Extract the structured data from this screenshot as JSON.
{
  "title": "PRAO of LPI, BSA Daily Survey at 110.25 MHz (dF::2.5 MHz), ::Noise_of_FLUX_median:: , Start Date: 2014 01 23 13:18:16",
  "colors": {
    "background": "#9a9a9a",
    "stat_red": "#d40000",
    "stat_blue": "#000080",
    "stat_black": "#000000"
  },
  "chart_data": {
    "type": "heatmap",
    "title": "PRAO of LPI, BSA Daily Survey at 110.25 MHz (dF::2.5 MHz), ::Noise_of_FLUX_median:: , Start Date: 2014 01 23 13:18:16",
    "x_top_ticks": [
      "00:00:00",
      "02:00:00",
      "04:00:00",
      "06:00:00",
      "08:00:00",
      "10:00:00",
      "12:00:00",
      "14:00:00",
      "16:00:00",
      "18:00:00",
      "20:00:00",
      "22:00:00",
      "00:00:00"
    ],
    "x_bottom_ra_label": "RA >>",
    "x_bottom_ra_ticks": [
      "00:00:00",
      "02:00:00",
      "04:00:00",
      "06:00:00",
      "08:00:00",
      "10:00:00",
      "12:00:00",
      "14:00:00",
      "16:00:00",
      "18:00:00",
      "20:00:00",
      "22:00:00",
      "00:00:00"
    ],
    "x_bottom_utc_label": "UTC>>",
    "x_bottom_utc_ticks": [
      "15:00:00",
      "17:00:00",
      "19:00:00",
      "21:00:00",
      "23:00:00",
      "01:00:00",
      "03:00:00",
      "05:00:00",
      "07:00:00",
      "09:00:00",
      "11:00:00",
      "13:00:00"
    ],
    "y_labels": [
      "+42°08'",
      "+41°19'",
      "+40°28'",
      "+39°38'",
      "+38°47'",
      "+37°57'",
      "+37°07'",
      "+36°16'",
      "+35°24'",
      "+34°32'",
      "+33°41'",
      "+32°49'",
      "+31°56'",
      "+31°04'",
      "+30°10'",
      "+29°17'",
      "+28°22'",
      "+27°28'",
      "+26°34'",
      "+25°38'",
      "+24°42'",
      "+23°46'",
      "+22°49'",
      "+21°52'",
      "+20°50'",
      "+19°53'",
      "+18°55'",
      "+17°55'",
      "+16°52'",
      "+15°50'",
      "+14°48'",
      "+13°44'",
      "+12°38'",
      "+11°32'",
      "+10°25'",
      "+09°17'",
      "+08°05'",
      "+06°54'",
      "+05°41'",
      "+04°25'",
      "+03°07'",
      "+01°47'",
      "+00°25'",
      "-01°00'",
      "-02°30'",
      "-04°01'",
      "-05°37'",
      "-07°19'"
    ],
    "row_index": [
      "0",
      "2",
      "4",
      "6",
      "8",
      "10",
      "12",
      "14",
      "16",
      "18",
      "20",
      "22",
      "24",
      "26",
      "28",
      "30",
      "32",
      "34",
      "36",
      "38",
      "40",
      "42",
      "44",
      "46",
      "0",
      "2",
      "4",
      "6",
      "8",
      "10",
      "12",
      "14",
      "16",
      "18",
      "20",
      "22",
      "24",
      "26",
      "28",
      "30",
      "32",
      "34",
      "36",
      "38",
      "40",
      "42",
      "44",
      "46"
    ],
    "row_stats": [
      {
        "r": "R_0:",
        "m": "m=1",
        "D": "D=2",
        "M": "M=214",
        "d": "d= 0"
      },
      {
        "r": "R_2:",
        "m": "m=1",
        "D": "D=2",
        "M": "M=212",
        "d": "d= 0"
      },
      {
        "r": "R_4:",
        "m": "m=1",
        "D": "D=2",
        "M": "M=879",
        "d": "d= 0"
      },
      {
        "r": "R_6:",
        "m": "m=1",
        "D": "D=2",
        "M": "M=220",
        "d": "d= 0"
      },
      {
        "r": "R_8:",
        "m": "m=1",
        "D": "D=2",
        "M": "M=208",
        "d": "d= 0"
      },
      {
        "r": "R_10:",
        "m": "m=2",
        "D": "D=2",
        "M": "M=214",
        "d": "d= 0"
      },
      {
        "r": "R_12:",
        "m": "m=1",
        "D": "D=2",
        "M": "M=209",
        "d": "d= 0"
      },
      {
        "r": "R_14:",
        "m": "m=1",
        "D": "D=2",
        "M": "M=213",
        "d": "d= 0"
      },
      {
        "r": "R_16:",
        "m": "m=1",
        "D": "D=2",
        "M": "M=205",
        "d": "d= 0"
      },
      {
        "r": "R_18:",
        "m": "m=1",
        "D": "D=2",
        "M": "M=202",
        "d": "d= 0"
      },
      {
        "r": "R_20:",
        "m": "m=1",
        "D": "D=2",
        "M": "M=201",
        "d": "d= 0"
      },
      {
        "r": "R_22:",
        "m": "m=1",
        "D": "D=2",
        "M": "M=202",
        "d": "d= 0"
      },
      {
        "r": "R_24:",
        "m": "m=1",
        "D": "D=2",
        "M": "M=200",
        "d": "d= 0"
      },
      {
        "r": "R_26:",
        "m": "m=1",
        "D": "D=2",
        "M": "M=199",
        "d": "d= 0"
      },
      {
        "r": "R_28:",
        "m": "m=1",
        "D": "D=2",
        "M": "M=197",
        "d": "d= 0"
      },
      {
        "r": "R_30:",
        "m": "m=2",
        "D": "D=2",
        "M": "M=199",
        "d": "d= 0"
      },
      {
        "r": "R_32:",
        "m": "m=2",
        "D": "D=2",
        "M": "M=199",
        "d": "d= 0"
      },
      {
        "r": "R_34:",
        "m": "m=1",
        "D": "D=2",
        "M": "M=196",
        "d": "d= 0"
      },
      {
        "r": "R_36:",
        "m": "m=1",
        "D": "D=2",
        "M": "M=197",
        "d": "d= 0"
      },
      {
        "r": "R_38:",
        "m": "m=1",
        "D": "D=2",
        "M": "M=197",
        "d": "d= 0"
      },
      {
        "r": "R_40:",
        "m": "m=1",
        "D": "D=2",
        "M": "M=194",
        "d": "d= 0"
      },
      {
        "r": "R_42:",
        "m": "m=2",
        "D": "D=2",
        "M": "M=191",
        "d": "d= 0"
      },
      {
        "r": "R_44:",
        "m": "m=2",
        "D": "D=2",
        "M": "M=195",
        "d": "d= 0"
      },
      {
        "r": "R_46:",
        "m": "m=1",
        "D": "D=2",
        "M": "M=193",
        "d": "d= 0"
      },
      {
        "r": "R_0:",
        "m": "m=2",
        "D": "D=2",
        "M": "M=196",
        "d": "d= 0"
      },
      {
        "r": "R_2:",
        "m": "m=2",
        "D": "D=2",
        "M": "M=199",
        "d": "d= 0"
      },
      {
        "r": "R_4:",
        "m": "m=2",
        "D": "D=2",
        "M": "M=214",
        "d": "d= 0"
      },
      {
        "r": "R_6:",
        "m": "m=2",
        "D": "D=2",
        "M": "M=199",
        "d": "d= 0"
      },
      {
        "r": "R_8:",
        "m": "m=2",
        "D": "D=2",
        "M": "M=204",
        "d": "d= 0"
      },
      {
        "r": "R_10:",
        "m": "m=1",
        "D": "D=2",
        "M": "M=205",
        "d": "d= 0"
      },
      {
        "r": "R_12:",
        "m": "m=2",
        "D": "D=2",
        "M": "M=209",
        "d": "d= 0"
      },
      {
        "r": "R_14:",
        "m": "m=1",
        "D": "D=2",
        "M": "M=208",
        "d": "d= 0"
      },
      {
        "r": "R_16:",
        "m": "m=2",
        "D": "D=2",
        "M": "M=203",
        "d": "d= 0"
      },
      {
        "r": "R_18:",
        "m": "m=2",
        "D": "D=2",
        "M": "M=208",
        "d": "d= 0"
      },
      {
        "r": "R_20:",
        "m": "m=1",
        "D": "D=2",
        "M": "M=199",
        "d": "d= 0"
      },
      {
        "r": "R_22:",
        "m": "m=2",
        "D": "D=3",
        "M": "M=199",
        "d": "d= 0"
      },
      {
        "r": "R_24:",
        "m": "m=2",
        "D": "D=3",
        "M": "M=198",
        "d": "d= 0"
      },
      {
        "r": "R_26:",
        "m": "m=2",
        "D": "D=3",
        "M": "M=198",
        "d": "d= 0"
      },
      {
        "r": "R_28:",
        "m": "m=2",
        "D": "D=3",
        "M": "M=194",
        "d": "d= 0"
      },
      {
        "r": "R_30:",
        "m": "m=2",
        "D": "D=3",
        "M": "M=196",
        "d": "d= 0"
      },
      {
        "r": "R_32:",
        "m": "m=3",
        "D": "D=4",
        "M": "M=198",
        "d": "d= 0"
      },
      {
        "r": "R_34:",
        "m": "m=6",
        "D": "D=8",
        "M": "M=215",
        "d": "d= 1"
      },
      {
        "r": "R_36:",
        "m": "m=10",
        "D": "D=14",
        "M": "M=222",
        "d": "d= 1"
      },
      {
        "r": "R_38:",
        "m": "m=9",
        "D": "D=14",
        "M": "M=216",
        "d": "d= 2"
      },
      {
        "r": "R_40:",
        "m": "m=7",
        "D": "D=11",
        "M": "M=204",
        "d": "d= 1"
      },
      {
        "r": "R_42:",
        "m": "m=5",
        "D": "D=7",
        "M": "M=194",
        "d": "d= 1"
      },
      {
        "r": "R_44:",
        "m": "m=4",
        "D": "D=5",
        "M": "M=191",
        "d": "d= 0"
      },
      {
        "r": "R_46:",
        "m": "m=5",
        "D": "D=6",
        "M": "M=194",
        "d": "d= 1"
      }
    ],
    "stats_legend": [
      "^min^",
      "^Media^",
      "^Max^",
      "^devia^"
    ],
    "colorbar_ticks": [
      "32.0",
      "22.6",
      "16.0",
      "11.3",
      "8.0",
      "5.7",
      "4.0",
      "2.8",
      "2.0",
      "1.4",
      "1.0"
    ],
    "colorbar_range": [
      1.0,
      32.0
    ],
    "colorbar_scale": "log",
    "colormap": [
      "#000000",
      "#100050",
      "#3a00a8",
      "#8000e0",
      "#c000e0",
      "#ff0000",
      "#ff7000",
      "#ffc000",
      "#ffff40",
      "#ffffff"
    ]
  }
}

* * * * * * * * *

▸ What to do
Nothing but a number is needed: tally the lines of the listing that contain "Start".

▸ Answer below
2